The Eclipse as a Mirror of Conflict: Internal, Interpersonal and Global by Michelle Katz
There is nothing like an eclipse season to bring up a reflection of contrast and conflict. The energetic, experiential and visual dramatic meeting of two seemingly opposites sides in drastic juxtaposition with each other.
It is in this that I cannot help but think about the ways conflict can be approached. Can it be a battle or create more intimacy? Be it inner conflict, interpersonal conflict or global conflict, what is the process one chooses to approach this particularly natural happening in our lives?
As I watched the eclipse this week, I could not help but be in awe of its way of meeting. Dark and light, day and night coming together. I almost felt as if I was seeing something far too intimate and otherworldly for me to witness as a human being.
So, I began to feel the eclipse inside of me and bring it back to the human experience, as I sit in the reflection of how nature mirrors us and how we mirror nature.
Let us look at inner conflict first. It can take so many forms: shame, doubt, judgment, the battle of the ego not wishing to be humbled. We live in a culture that is focused on “be happy” which leaves us in utter conflict when these inner experiences arise and we are simply and irrevocably not happy. There are many ways to face this inner turmoil. Some may want to step away from this painful experience, focus more of the pleasure and positive elements of life. Asking, what can I do for relief from this inner experience. We may find ourselves focusing on outward tasks: cooking, work, relying on relationships to regulate us. Another option may be to sit with it, stay, feel it fully though, emotional expression, writing or art, or long internal dialogues on nature walks. Perhaps asking ourselves, what is so uncomfortable about this, what are the triggers that led me here, how can I experience this in a way that provides some nurturing growth for my future. This way truly requires a willingness to be uncomfortable, terribly, terribly, uncomfortable without knowing when it may end or how it could possibly be resolved within ourselves.
Then let us look at how we do conflict on an interpersonal level. It is easy to see dichotomy in interpersonal conflict dynamics. Each person will like vehemently defend their way of seeing things. It is in interpersonal relationship that we truly come to see our patterns with conflict. We can have the experience of wishing that our interpersonal relationship is all light and loving, but the fact is that we are drawn to people who, at one point or another, trigger us. Leaving us to question our ability to be loved and show us how we each hold a different way of being in the world, and the one we love holds it in a way we are not able to own and honor in ourselves. When in conflict interpersonally, a stubbornness can easily arise. And how we want to move into this is key to our way with conflict. We can ignore and push though, again focusing on distractions or pleasure seeking. Or we can choose to move in. If we choose to move in, we choose to get really messy with each other. We are then choosing to ask big questions: is this worth it, am I willing to experience myself differently, am I willing to be really terribly uncomfortable in order to find my/our way through and out of this toward some greater growth and understanding? Am I willing to do what’s easy or what’s challenging? Am I willing to get ugly and wild and awful and still find a way or a willingness to be loved in it, through it, for it. Am I willing to choose connection and learning toward a compassionate end? Or do I want to walk away because it is no longer fulfilling? Is it about who win or losses or is it about discovering an alternative that’s not easily seen or revealed? Mostly, am I willing to be transformed by this conflict? Find the intimacy, when shadow overlaps the bright sunlight?
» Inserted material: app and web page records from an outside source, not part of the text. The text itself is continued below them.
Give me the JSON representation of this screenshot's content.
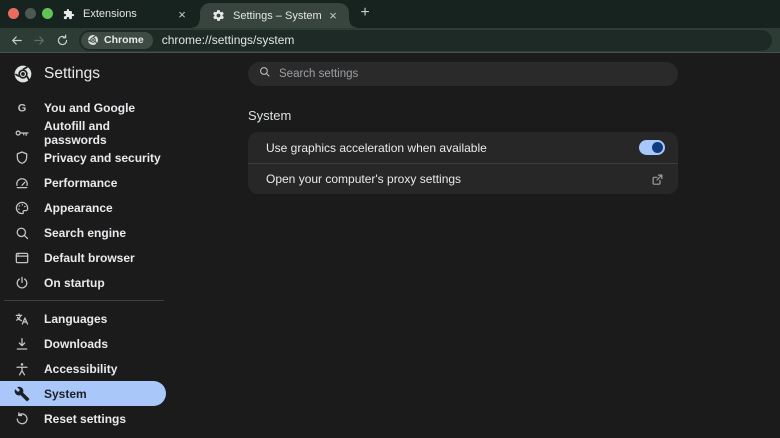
{
  "window": {
    "tabs": [
      {
        "label": "Extensions",
        "icon": "puzzle-icon",
        "active": false
      },
      {
        "label": "Settings – System",
        "icon": "gear-icon",
        "active": true
      }
    ],
    "close_glyph": "×",
    "new_tab_glyph": "+"
  },
  "toolbar": {
    "chip_label": "Chrome",
    "url": "chrome://settings/system"
  },
  "header": {
    "title": "Settings",
    "search_placeholder": "Search settings"
  },
  "sidebar": {
    "items": [
      {
        "label": "You and Google",
        "icon": "google-g-icon",
        "selected": false,
        "divider_after": false
      },
      {
        "label": "Autofill and passwords",
        "icon": "key-icon",
        "selected": false,
        "divider_after": false
      },
      {
        "label": "Privacy and security",
        "icon": "shield-icon",
        "selected": false,
        "divider_after": false
      },
      {
        "label": "Performance",
        "icon": "speedometer-icon",
        "selected": false,
        "divider_after": false
      },
      {
        "label": "Appearance",
        "icon": "palette-icon",
        "selected": false,
        "divider_after": false
      },
      {
        "label": "Search engine",
        "icon": "search-icon",
        "selected": false,
        "divider_after": false
      },
      {
        "label": "Default browser",
        "icon": "browser-window-icon",
        "selected": false,
        "divider_after": false
      },
      {
        "label": "On startup",
        "icon": "power-icon",
        "selected": false,
        "divider_after": true
      },
      {
        "label": "Languages",
        "icon": "translate-icon",
        "selected": false,
        "divider_after": false
      },
      {
        "label": "Downloads",
        "icon": "download-icon",
        "selected": false,
        "divider_after": false
      },
      {
        "label": "Accessibility",
        "icon": "accessibility-icon",
        "selected": false,
        "divider_after": false
      },
      {
        "label": "System",
        "icon": "wrench-icon",
        "selected": true,
        "divider_after": false
      },
      {
        "label": "Reset settings",
        "icon": "reset-icon",
        "selected": false,
        "divider_after": false
      }
    ]
  },
  "main": {
    "section_title": "System",
    "rows": [
      {
        "label": "Use graphics acceleration when available",
        "control": "toggle",
        "state": "on"
      },
      {
        "label": "Open your computer's proxy settings",
        "control": "external-link"
      }
    ]
  },
  "colors": {
    "toggle_track_on": "#a8c7fa",
    "toggle_thumb_on": "#0f3a7d",
    "selected_item_bg": "#aac7fa",
    "selected_item_text": "#1c2025"
  }
}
Now, let us look at the global conflict. Todays news, the headlines: Conflict between countries, or world leaders, conflict within countries, conflict between peoples of different beliefs or cultures or race, conflict of climate, the conflict does not seem to cease on this global level. And so, it reveals how each of us meets contracting energies. Do we look the other way? Do offer a blanket statement “we see the world differently” or “it’s both sides that are wrong”? Do we fight with words of constant protest or loaded threats without true outcome? Do we take drastic actions, running people over with violent intent? Or we sit with each other, and look at values and needs, as Marshal Rosenberg so graciously advises in his study and practice of non-violent communication. Do we rage and stay in opposition or find a way through? Do we choose to rely on ego and stubbornness or understanding and growth? Do we stumble through incredible discomfort, owing the ugly way we can be and the blindness we can practice? Only to eventually begin to turn toward each other in conscious ways of communication and seeing, toward creating a once unforeseen resolution? What need is being met? Or not met? What values do we have in common? How can everyone be seen and heard and felt and compassionately open up? How is the sun and the moon more similar than different?
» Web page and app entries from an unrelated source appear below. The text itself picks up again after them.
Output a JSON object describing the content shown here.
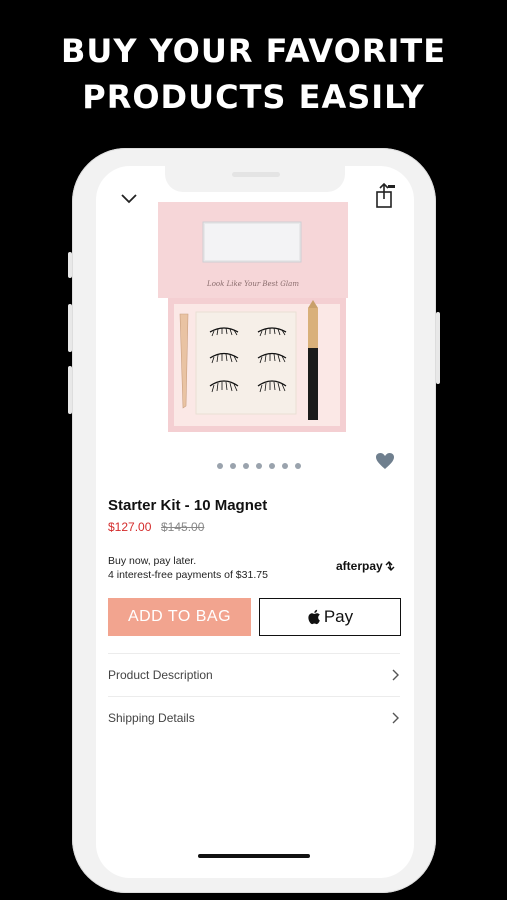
{
  "headline": {
    "line1": "BUY YOUR FAVORITE",
    "line2": "PRODUCTS EASILY"
  },
  "product": {
    "box_script_text": "Look Like Your Best Glam",
    "title": "Starter Kit - 10 Magnet",
    "price": "$127.00",
    "original_price": "$145.00",
    "image_count": 7
  },
  "afterpay": {
    "line1": "Buy now, pay later.",
    "line2": "4 interest-free payments of $31.75",
    "logo_text": "afterpay"
  },
  "buttons": {
    "add_to_bag": "ADD TO BAG",
    "apple_pay": "Pay"
  },
  "details": [
    {
      "label": "Product Description"
    },
    {
      "label": "Shipping Details"
    }
  ],
  "icons": [
    "chevron-down-icon",
    "share-icon",
    "heart-icon",
    "apple-icon",
    "chevron-right-icon"
  ],
  "colors": {
    "accent": "#f2a48f",
    "sale": "#d42b2b",
    "box_pink": "#f6d6d8"
  }
}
This reveals to me the ways we practice our human nature. We naturally go around and around the medicine wheel. We feel the depths of emotion, we tantrum and argue or we aim to distract and see what we want to see in pleasure seeing proclivity. We then move into an introspective place with the conflict, asking: who am I in this? Reviewing the conflict and taking it into the depths of our soul, requiring us to sit in the darkness with it for the duration until something bright reveals itself. Then we can move forward and bring perspective and truly come to see ourselves and the other with what we mutually have to give in the way of growing and relating. And then, only then, can we find the transformation place in all this conflict, that bright light that comes to contact with that dark place we sat in for so long. Only then, do we know a new way of being.
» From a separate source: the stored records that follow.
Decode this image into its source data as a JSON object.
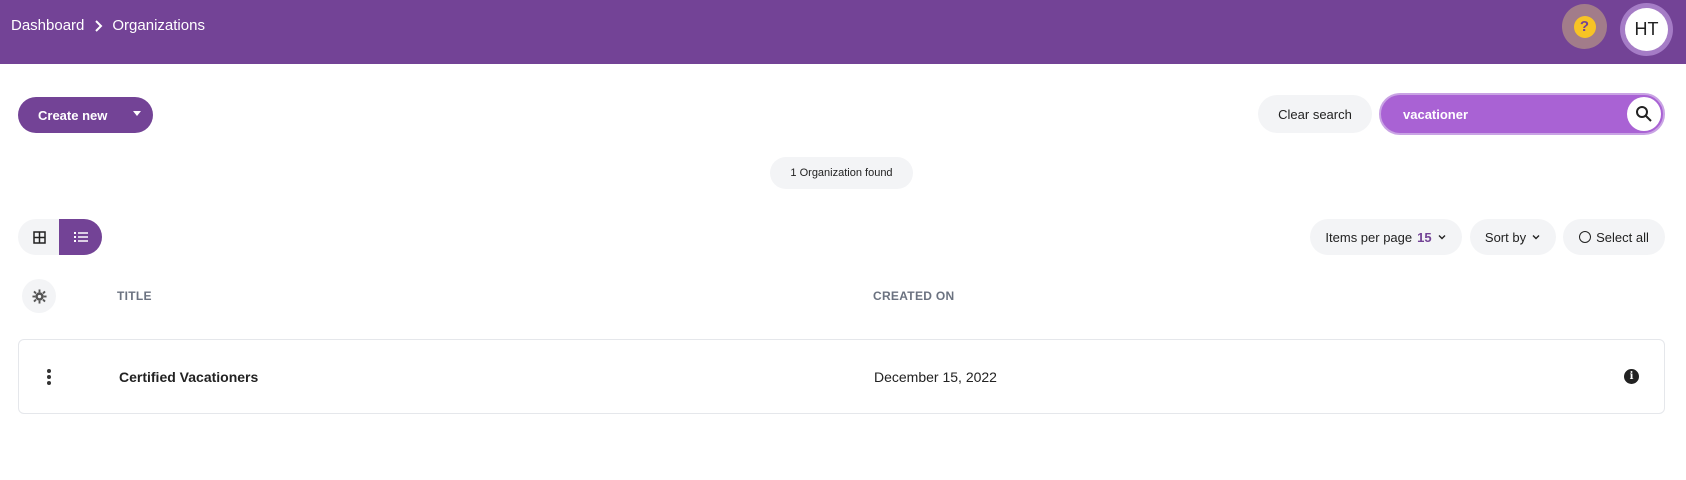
{
  "header": {
    "breadcrumb": [
      "Dashboard",
      "Organizations"
    ],
    "help_icon": "question-mark-icon",
    "avatar_initials": "HT",
    "bg_color": "#734396"
  },
  "toolbar": {
    "create_label": "Create new",
    "clear_search_label": "Clear search",
    "search_value": "vacationer"
  },
  "results": {
    "count_label": "1 Organization found"
  },
  "controls": {
    "items_per_page_label": "Items per page",
    "items_per_page_value": "15",
    "sort_by_label": "Sort by",
    "select_all_label": "Select all",
    "active_view": "list"
  },
  "table": {
    "columns": [
      "TITLE",
      "CREATED ON"
    ],
    "rows": [
      {
        "title": "Certified Vacationers",
        "created_on": "December 15, 2022"
      }
    ]
  }
}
In our western culture, we often stuck in the first two stages of the wheel, vacillating between pleasure seeking or drastic emotional reactions and the deep introspective meeting the dark places and then back to pleasure seeking and drastic emotions. We rarely choose to navigate our way though the dark toward a greater seeing of one another and a transformation that can alter us, our relationships and the world we live in. The navigating through is where initiation happens. It is the invitation to not remain in a sole state but rather move into a soul state.